(Items listed in a dataset)
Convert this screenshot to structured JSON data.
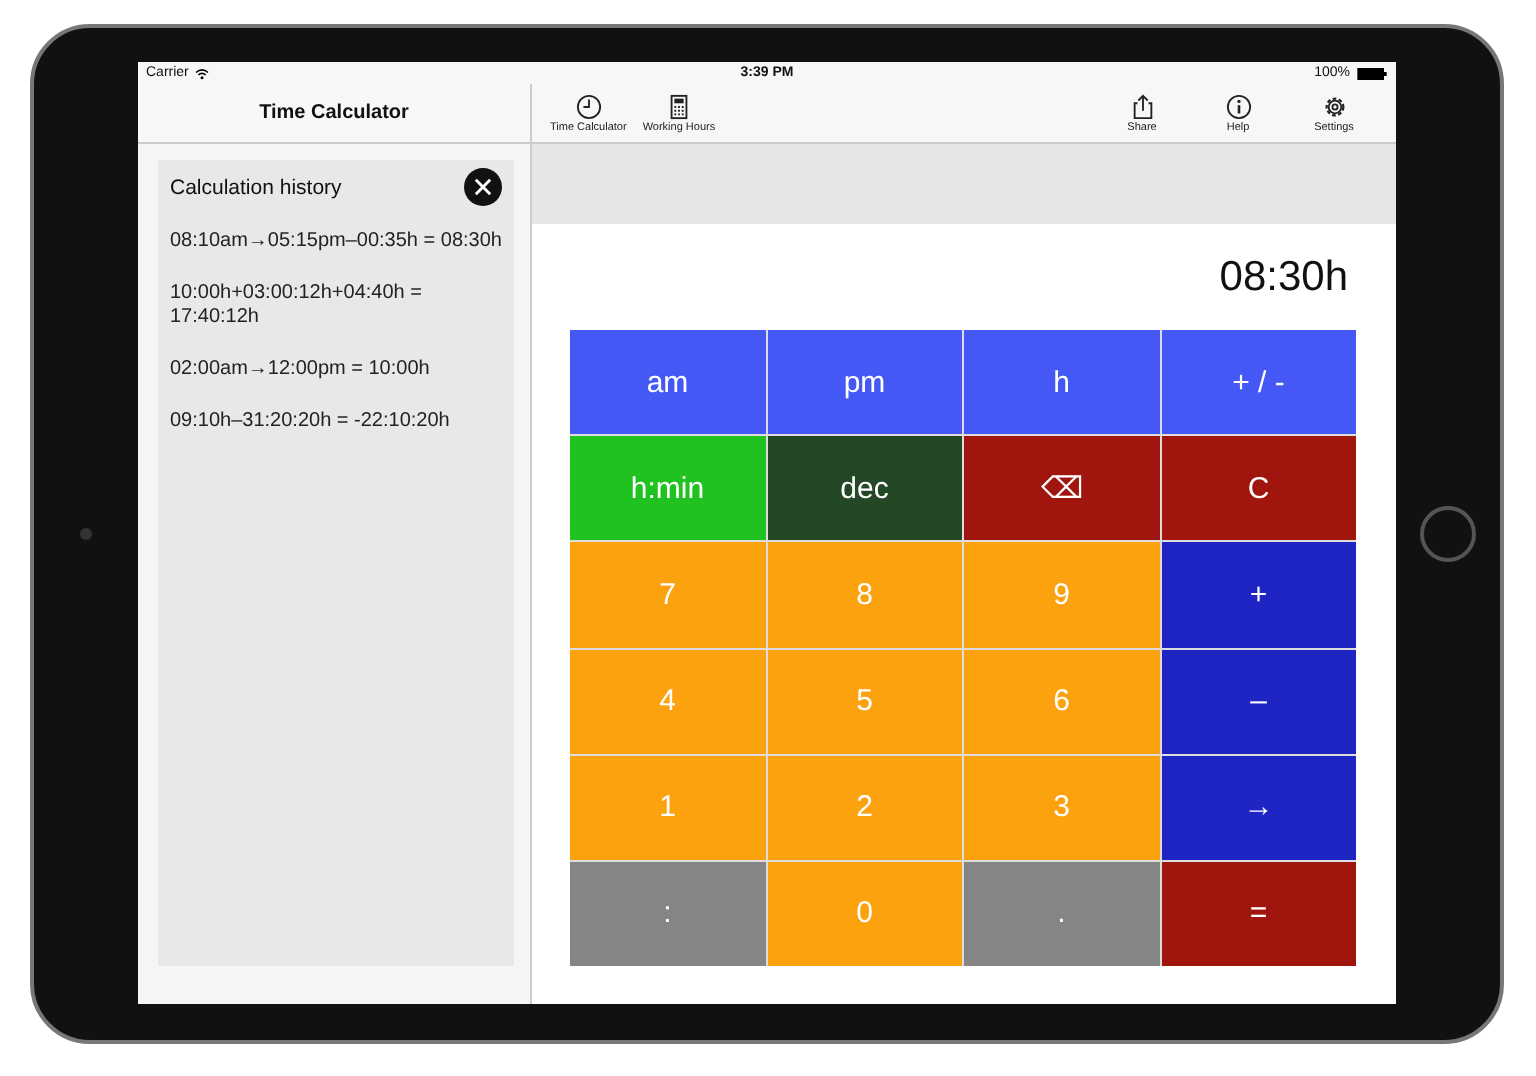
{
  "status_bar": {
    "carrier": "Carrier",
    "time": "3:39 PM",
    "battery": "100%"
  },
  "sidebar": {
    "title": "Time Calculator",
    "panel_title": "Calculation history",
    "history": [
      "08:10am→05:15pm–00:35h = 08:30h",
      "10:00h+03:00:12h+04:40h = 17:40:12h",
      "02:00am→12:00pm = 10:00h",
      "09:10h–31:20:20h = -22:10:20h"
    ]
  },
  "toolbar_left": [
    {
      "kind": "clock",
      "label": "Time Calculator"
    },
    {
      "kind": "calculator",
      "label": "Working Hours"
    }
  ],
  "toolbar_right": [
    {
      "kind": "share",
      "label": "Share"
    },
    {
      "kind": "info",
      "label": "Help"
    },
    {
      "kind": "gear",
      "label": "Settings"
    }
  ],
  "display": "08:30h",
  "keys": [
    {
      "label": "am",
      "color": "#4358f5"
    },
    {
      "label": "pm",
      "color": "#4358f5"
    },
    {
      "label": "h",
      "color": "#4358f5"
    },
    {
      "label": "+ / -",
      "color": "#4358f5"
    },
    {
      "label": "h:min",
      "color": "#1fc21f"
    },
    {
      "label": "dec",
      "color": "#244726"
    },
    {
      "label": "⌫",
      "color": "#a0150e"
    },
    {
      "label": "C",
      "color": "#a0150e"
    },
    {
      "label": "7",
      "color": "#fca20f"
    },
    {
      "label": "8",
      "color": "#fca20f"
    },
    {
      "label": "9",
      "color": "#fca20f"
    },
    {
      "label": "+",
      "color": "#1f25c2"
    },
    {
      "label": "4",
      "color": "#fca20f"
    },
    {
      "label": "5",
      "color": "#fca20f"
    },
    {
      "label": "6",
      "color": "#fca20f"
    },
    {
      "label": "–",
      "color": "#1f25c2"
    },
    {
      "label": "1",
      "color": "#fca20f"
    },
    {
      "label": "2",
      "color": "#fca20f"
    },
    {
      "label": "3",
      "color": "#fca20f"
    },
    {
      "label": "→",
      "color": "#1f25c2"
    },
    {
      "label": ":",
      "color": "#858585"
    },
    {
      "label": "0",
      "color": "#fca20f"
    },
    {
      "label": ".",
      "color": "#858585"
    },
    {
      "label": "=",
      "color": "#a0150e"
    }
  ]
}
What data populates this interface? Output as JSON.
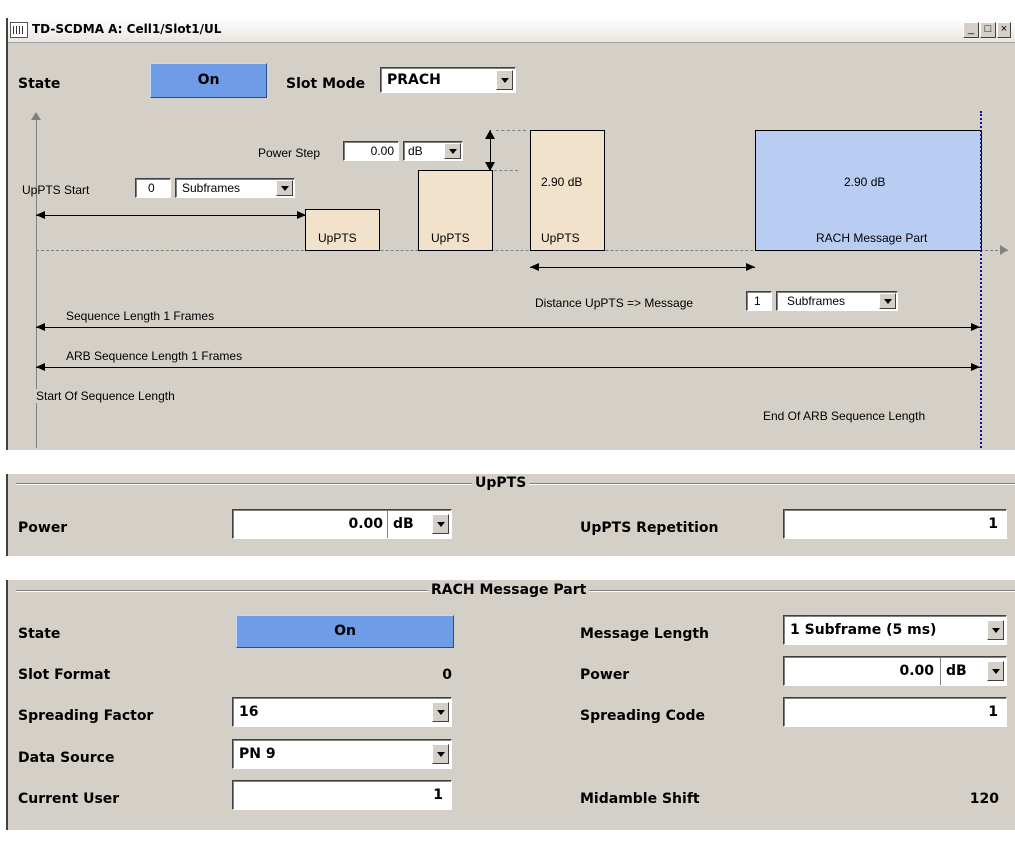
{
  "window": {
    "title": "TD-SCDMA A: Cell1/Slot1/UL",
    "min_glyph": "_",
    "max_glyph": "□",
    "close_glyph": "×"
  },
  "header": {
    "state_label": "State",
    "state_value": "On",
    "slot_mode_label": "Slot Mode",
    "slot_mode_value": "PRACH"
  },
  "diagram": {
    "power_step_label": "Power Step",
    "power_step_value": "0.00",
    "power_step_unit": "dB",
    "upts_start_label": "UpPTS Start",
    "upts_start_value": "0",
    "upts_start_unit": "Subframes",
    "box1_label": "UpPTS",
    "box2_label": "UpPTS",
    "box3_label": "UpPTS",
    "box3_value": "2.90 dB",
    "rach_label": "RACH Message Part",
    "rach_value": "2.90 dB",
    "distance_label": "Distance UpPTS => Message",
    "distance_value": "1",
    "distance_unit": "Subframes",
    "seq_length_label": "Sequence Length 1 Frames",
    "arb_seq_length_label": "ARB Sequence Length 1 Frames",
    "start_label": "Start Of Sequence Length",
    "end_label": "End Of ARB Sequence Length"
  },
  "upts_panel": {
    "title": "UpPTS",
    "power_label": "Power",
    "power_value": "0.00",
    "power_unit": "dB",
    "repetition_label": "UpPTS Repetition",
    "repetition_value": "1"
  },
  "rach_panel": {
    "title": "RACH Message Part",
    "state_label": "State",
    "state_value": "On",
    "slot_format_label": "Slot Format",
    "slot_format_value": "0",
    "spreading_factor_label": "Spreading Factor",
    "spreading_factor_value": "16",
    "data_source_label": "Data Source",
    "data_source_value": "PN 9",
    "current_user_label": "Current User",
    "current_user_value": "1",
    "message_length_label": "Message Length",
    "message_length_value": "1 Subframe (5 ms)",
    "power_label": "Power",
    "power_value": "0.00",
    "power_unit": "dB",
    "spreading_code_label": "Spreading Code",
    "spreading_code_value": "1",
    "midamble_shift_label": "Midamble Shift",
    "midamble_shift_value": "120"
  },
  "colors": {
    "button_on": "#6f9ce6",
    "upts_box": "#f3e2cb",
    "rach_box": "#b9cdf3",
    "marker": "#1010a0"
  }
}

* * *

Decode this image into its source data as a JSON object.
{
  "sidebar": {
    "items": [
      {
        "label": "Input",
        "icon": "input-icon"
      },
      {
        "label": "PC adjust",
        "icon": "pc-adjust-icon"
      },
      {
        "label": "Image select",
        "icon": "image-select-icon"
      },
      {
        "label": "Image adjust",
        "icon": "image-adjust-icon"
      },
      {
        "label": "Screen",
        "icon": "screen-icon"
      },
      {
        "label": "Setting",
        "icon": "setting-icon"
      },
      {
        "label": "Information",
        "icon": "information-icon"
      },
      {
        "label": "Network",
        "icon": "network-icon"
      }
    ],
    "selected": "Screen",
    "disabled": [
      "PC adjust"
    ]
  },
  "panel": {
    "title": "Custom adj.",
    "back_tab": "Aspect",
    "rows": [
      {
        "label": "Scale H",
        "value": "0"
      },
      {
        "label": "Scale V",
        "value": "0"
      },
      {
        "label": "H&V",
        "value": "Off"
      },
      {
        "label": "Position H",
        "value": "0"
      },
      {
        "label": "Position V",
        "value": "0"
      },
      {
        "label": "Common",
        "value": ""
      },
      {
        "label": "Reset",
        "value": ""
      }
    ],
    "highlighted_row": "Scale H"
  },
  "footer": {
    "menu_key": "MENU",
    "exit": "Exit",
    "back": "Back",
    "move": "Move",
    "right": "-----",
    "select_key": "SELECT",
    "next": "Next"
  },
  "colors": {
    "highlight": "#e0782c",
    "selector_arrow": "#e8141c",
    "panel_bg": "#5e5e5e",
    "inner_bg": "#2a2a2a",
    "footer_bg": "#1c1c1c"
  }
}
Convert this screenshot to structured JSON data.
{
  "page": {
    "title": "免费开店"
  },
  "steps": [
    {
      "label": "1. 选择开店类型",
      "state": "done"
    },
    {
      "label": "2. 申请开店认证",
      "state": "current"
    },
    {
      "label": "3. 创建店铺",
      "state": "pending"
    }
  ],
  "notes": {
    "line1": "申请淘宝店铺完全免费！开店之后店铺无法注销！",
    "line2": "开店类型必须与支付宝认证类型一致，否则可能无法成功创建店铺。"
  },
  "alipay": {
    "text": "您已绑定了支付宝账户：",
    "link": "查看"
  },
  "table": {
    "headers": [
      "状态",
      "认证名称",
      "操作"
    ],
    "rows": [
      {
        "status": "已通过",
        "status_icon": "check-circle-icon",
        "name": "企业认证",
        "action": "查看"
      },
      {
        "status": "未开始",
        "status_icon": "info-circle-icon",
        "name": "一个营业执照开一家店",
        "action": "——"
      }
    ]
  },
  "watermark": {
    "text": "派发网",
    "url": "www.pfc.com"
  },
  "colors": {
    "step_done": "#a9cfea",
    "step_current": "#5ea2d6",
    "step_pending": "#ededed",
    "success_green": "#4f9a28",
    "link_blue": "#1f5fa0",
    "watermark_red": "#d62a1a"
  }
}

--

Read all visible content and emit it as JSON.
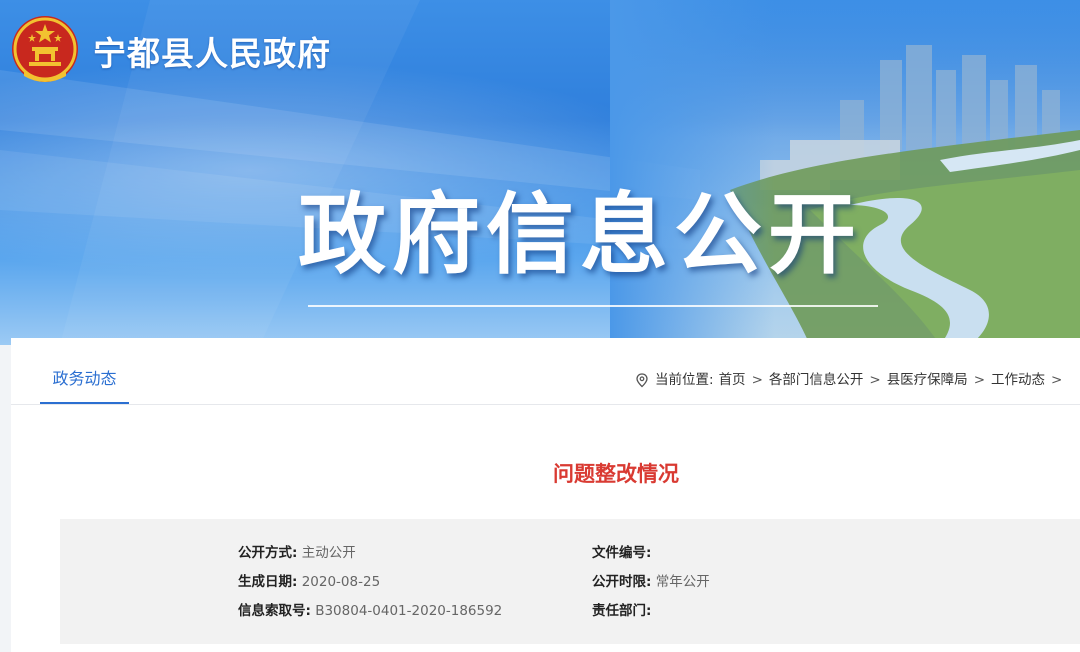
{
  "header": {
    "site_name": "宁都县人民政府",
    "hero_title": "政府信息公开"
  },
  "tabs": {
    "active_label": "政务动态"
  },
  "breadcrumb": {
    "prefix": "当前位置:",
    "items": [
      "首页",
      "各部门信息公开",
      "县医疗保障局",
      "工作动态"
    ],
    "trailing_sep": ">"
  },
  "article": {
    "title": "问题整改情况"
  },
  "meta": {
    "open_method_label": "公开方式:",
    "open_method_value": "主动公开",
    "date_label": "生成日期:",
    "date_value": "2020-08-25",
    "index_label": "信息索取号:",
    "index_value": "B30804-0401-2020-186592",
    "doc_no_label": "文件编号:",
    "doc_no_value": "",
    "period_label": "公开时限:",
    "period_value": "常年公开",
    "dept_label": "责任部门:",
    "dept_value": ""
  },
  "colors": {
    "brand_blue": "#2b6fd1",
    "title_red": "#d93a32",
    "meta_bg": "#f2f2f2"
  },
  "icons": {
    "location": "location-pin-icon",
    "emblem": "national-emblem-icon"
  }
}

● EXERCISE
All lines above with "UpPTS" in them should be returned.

● SOLVED EXERCISE
    "upts_start_label": "UpPTS Start",
    "box1_label": "UpPTS",
    "box2_label": "UpPTS",
    "box3_label": "UpPTS",
    "distance_label": "Distance UpPTS => Message",
    "title": "UpPTS",
    "repetition_label": "UpPTS Repetition",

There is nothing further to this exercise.